Output all entries exactly as they appear and skip the pictures.

[Data supplied]

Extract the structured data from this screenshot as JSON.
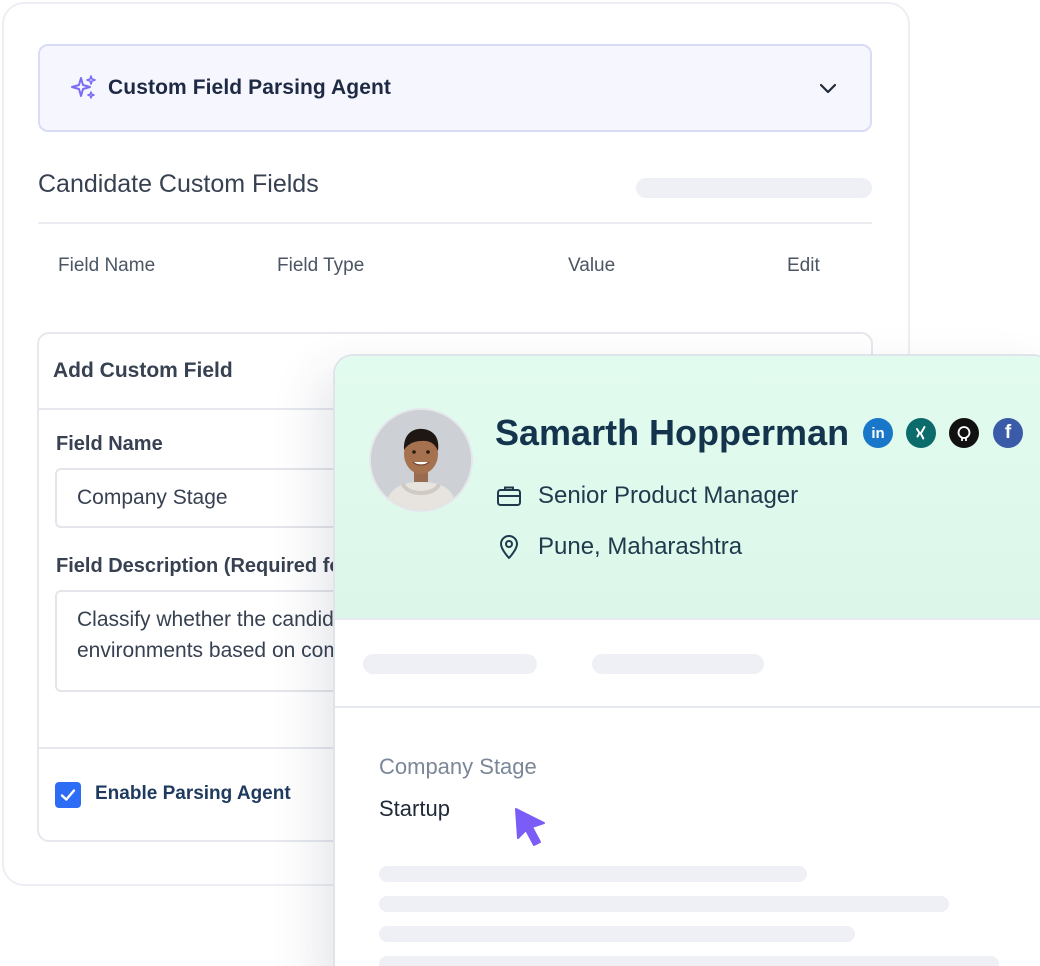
{
  "agent": {
    "title": "Custom Field Parsing Agent",
    "sparkle_icon": "sparkle-icon",
    "chevron_icon": "chevron-down-icon",
    "accent": "#7b6cf6"
  },
  "section": {
    "title": "Candidate Custom Fields"
  },
  "table": {
    "columns": [
      "Field Name",
      "Field Type",
      "Value",
      "Edit"
    ]
  },
  "add_field": {
    "title": "Add Custom Field",
    "field_name_label": "Field Name",
    "field_name_value": "Company Stage",
    "description_label": "Field Description (Required for parsing)",
    "description_value": "Classify whether the candidate has worked in startup\nenvironments based on company details",
    "enable_label": "Enable Parsing Agent",
    "enable_checked": true,
    "check_color": "#2d6df6"
  },
  "profile": {
    "name": "Samarth Hopperman",
    "title": "Senior Product Manager",
    "location": "Pune, Maharashtra",
    "socials": [
      {
        "icon": "linkedin-icon",
        "glyph": "in",
        "color": "#1877c9"
      },
      {
        "icon": "xing-icon",
        "glyph": "X",
        "color": "#0c6b6b"
      },
      {
        "icon": "github-icon",
        "glyph": "",
        "color": "#111111"
      },
      {
        "icon": "facebook-icon",
        "glyph": "f",
        "color": "#3b5ba8"
      }
    ],
    "header_color": "#e2fbef",
    "field_label": "Company Stage",
    "field_value": "Startup",
    "cursor_color": "#7b5cf6"
  }
}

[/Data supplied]

Result for this exercise:
Extract the structured data from this screenshot as JSON.
{
  "agent": {
    "title": "Custom Field Parsing Agent",
    "sparkle_icon": "sparkle-icon",
    "chevron_icon": "chevron-down-icon",
    "accent": "#7b6cf6"
  },
  "section": {
    "title": "Candidate Custom Fields"
  },
  "table": {
    "columns": [
      "Field Name",
      "Field Type",
      "Value",
      "Edit"
    ]
  },
  "add_field": {
    "title": "Add Custom Field",
    "field_name_label": "Field Name",
    "field_name_value": "Company Stage",
    "description_label": "Field Description (Required for parsing)",
    "description_value": "Classify whether the candidate has worked in startup\nenvironments based on company details",
    "enable_label": "Enable Parsing Agent",
    "enable_checked": true,
    "check_color": "#2d6df6"
  },
  "profile": {
    "name": "Samarth Hopperman",
    "title": "Senior Product Manager",
    "location": "Pune, Maharashtra",
    "socials": [
      {
        "icon": "linkedin-icon",
        "glyph": "in",
        "color": "#1877c9"
      },
      {
        "icon": "xing-icon",
        "glyph": "X",
        "color": "#0c6b6b"
      },
      {
        "icon": "github-icon",
        "glyph": "",
        "color": "#111111"
      },
      {
        "icon": "facebook-icon",
        "glyph": "f",
        "color": "#3b5ba8"
      }
    ],
    "header_color": "#e2fbef",
    "field_label": "Company Stage",
    "field_value": "Startup",
    "cursor_color": "#7b5cf6"
  }
}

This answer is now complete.